## RAW DATA
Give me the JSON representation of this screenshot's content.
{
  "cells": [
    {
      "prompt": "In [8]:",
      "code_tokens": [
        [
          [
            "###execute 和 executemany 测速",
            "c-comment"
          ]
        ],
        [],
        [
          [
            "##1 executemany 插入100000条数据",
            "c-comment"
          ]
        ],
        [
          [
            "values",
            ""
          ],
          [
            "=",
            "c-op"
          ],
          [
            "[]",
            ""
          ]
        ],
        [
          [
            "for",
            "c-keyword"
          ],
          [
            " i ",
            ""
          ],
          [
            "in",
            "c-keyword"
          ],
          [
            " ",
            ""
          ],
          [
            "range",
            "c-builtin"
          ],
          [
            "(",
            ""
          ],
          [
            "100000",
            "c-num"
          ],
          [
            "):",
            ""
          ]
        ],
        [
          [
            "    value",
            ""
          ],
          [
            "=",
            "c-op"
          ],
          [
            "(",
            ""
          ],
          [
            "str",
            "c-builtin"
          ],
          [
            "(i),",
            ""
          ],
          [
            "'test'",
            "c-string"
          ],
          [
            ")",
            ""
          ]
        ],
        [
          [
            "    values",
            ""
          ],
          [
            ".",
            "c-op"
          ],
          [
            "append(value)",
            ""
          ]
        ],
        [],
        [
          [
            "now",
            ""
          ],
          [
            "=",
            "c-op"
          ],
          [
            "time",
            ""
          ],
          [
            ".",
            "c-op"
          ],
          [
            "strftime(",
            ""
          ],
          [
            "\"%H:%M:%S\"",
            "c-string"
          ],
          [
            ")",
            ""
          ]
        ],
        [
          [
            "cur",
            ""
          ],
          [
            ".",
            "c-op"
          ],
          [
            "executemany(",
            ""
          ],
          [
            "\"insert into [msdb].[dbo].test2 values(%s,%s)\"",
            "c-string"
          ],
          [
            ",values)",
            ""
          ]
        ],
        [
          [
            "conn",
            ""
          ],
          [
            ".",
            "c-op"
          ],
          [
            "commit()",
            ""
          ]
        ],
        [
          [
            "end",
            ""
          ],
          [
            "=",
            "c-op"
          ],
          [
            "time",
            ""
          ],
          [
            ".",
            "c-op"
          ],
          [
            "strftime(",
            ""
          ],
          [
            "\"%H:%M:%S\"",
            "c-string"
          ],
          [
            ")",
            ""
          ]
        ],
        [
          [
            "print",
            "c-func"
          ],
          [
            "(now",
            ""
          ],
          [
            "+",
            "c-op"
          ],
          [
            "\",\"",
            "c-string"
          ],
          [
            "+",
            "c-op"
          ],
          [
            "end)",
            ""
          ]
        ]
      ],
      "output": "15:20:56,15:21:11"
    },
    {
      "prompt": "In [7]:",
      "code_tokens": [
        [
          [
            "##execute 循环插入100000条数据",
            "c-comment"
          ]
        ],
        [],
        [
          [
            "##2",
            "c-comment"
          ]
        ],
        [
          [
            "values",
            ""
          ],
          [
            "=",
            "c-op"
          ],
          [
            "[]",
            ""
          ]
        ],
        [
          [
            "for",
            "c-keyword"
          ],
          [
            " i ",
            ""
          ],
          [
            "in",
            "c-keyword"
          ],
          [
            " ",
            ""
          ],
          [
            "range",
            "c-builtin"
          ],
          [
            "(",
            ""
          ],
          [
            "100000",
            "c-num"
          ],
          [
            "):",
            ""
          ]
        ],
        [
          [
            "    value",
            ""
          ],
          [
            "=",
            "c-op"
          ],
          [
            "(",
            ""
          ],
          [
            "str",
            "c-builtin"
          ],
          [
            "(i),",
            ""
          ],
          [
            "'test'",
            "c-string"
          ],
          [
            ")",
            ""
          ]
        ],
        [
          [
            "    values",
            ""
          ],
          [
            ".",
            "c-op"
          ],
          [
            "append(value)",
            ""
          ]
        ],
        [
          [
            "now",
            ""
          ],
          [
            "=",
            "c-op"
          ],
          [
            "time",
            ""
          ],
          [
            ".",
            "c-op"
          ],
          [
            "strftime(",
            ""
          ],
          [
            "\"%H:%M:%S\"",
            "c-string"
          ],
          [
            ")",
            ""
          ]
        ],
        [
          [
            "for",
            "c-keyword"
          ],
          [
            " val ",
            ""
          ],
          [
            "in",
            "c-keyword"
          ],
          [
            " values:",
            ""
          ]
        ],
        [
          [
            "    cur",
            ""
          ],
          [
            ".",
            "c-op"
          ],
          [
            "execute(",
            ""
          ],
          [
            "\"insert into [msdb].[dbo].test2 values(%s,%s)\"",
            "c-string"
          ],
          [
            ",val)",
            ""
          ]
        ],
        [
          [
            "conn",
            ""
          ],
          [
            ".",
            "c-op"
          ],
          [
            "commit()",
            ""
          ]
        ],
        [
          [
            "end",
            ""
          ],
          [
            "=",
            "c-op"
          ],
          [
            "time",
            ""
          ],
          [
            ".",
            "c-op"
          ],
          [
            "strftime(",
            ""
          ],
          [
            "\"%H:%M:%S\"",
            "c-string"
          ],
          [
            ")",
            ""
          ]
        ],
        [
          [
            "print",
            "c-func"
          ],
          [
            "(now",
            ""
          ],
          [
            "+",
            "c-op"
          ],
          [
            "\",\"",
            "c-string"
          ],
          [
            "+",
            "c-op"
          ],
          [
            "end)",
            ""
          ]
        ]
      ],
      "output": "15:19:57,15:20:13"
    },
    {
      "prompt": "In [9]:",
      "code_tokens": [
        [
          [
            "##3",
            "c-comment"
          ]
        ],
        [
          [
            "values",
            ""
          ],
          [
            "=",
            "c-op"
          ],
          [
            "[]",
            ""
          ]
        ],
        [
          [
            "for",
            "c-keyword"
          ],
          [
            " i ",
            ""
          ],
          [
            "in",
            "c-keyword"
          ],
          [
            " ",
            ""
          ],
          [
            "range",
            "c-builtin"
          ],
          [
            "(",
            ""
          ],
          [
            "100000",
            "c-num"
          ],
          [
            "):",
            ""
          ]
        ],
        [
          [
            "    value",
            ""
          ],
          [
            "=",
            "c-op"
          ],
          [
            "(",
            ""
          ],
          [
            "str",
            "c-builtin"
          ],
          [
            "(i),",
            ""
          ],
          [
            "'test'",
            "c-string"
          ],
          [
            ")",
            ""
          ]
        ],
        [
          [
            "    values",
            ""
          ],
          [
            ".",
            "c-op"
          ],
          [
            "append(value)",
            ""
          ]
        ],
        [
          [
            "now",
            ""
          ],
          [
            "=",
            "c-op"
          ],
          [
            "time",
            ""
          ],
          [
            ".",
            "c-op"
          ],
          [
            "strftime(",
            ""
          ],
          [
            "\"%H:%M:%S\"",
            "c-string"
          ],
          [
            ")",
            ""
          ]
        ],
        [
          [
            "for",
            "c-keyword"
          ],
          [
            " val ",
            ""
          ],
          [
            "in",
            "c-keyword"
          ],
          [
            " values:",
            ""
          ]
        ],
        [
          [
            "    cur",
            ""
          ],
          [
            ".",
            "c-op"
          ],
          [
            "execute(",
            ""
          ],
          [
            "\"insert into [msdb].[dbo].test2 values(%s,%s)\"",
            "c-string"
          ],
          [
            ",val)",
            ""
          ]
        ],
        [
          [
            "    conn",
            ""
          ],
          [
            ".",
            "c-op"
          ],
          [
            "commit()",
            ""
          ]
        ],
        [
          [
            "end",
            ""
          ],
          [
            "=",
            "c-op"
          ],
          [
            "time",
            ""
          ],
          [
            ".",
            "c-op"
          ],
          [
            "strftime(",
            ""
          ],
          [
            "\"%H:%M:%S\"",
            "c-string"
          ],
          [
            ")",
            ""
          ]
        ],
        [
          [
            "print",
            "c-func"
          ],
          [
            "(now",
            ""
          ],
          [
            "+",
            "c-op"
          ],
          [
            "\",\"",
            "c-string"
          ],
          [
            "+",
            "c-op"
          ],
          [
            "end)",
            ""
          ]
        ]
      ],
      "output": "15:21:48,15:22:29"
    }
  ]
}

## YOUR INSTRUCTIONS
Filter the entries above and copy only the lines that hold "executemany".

## TASK SOLUTION
            "###execute 和 executemany 测速",
            "##1 executemany 插入100000条数据",
            "executemany(",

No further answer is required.